Data records for software interfaces
===============

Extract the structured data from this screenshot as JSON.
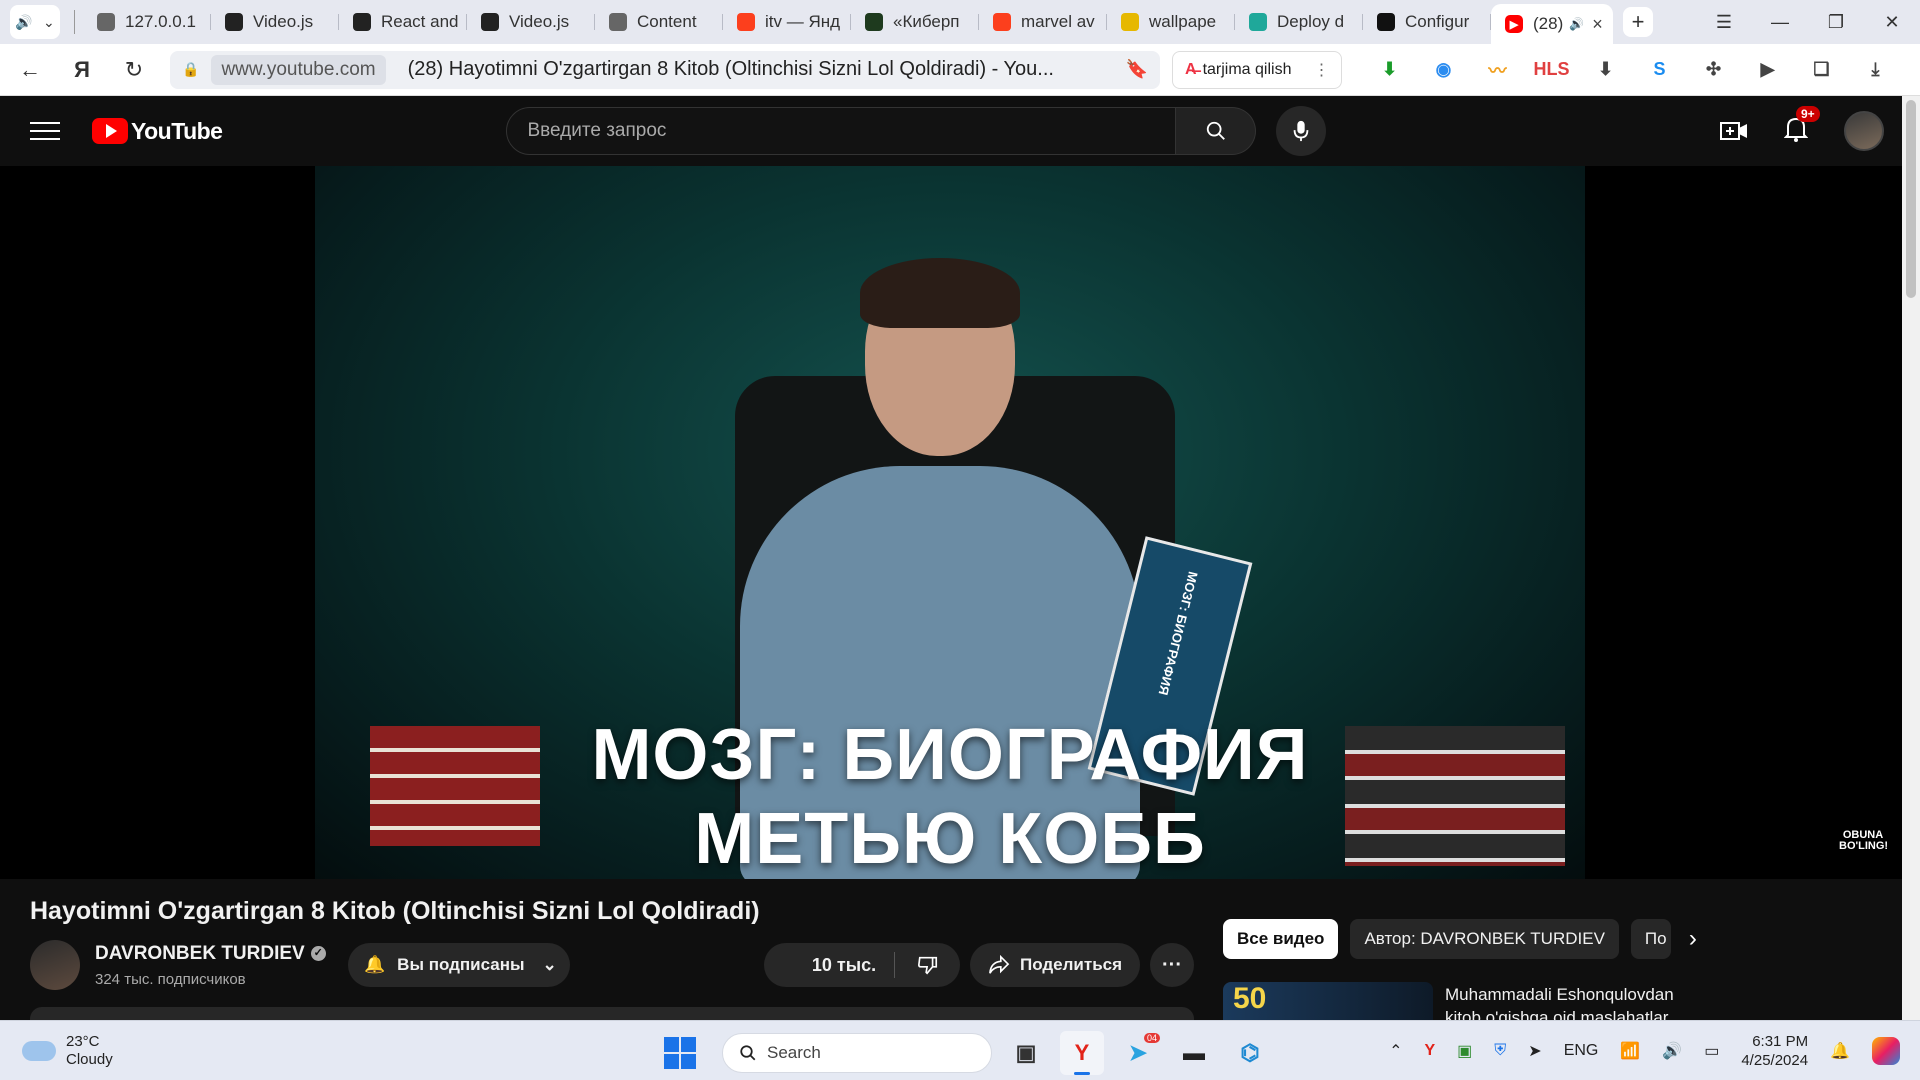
{
  "browser": {
    "tabs": [
      {
        "label": "127.0.0.1",
        "icon": "doc-icon",
        "color": "#666"
      },
      {
        "label": "Video.js",
        "icon": "videojs-icon",
        "color": "#222"
      },
      {
        "label": "React and",
        "icon": "videojs-icon",
        "color": "#222"
      },
      {
        "label": "Video.js",
        "icon": "videojs-icon",
        "color": "#222"
      },
      {
        "label": "Content",
        "icon": "doc-icon",
        "color": "#666"
      },
      {
        "label": "itv — Янд",
        "icon": "yandex-icon",
        "color": "#fc3f1d"
      },
      {
        "label": "«Киберп",
        "icon": "site-icon",
        "color": "#1e3a1e"
      },
      {
        "label": "marvel av",
        "icon": "yandex-icon",
        "color": "#fc3f1d"
      },
      {
        "label": "wallpape",
        "icon": "image-icon",
        "color": "#e6b800"
      },
      {
        "label": "Deploy d",
        "icon": "deploy-icon",
        "color": "#1fa89a"
      },
      {
        "label": "Configur",
        "icon": "next-icon",
        "color": "#111"
      }
    ],
    "active_tab": {
      "label": "(28)",
      "icon": "youtube-icon"
    },
    "address": {
      "domain": "www.youtube.com",
      "page_title": "(28) Hayotimni O'zgartirgan 8 Kitob (Oltinchisi Sizni Lol Qoldiradi) - You..."
    },
    "translate_label": "tarjima qilish",
    "extensions": [
      {
        "name": "download-green-icon",
        "glyph": "⬇",
        "color": "#1a9c2a"
      },
      {
        "name": "browser-ext-icon",
        "glyph": "◉",
        "color": "#2b8cf0"
      },
      {
        "name": "audio-wave-icon",
        "glyph": "〰",
        "color": "#f0a020"
      },
      {
        "name": "hls-icon",
        "glyph": "HLS",
        "color": "#e04040"
      },
      {
        "name": "download-icon",
        "glyph": "⬇",
        "color": "#444"
      },
      {
        "name": "shazam-icon",
        "glyph": "S",
        "color": "#1a8cf0"
      },
      {
        "name": "puzzle-icon",
        "glyph": "✣",
        "color": "#444"
      },
      {
        "name": "media-play-icon",
        "glyph": "▶",
        "color": "#444"
      },
      {
        "name": "collections-icon",
        "glyph": "❏",
        "color": "#444"
      },
      {
        "name": "downloads-tray-icon",
        "glyph": "⤓",
        "color": "#444"
      }
    ]
  },
  "youtube": {
    "logo_text": "YouTube",
    "search_placeholder": "Введите запрос",
    "notifications_badge": "9+",
    "video": {
      "caption_line1": "МОЗГ: БИОГРАФИЯ",
      "caption_line2": "МЕТЬЮ КОББ",
      "book_spine": "МОЗГ: БИОГРАФИЯ",
      "watermark": "OBUNA BO'LING!"
    },
    "title": "Hayotimni O'zgartirgan 8 Kitob (Oltinchisi Sizni Lol Qoldiradi)",
    "channel": {
      "name": "DAVRONBEK TURDIEV",
      "subscribers": "324 тыс. подписчиков",
      "subscribe_label": "Вы подписаны"
    },
    "likes": "10 тыс.",
    "share_label": "Поделиться",
    "chips": [
      "Все видео",
      "Автор: DAVRONBEK TURDIEV",
      "По"
    ],
    "recommendation": {
      "thumb_text": "50",
      "title": "Muhammadali Eshonqulovdan kitob o'qishga oid maslahatlar"
    }
  },
  "taskbar": {
    "weather_temp": "23°C",
    "weather_desc": "Cloudy",
    "search_label": "Search",
    "telegram_badge": "04",
    "language": "ENG",
    "time": "6:31 PM",
    "date": "4/25/2024"
  }
}
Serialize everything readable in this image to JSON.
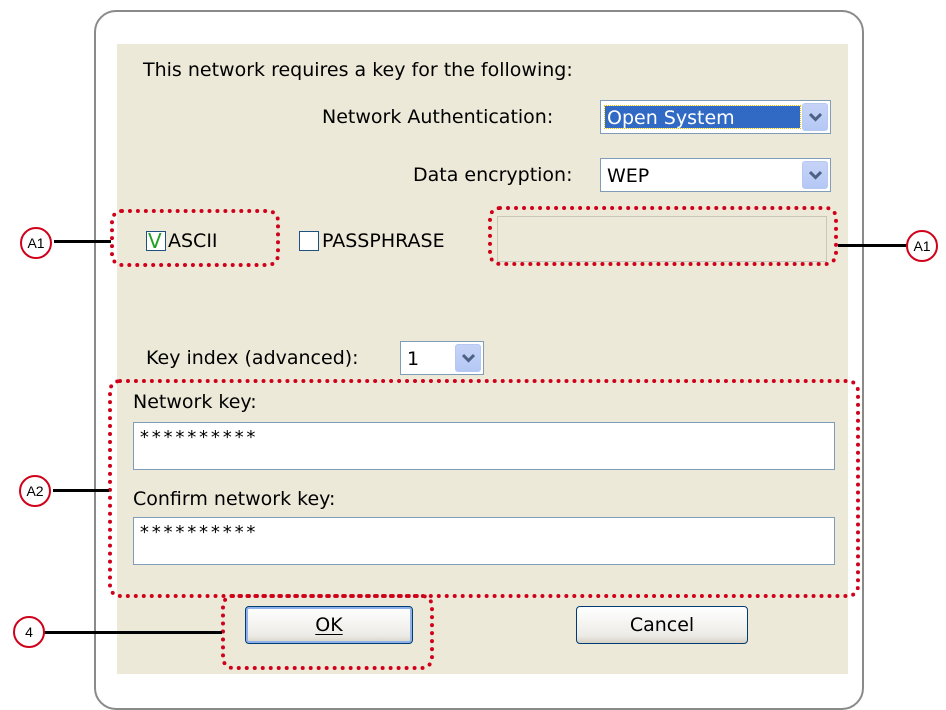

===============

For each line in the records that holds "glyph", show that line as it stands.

        "glyph": "⬇",
        "glyph": "◉",
        "glyph": "〰",
        "glyph": "HLS",
        "glyph": "⬇",
        "glyph": "S",
        "glyph": "✣",
        "glyph": "▶",
        "glyph": "❏",
        "glyph": "⤓",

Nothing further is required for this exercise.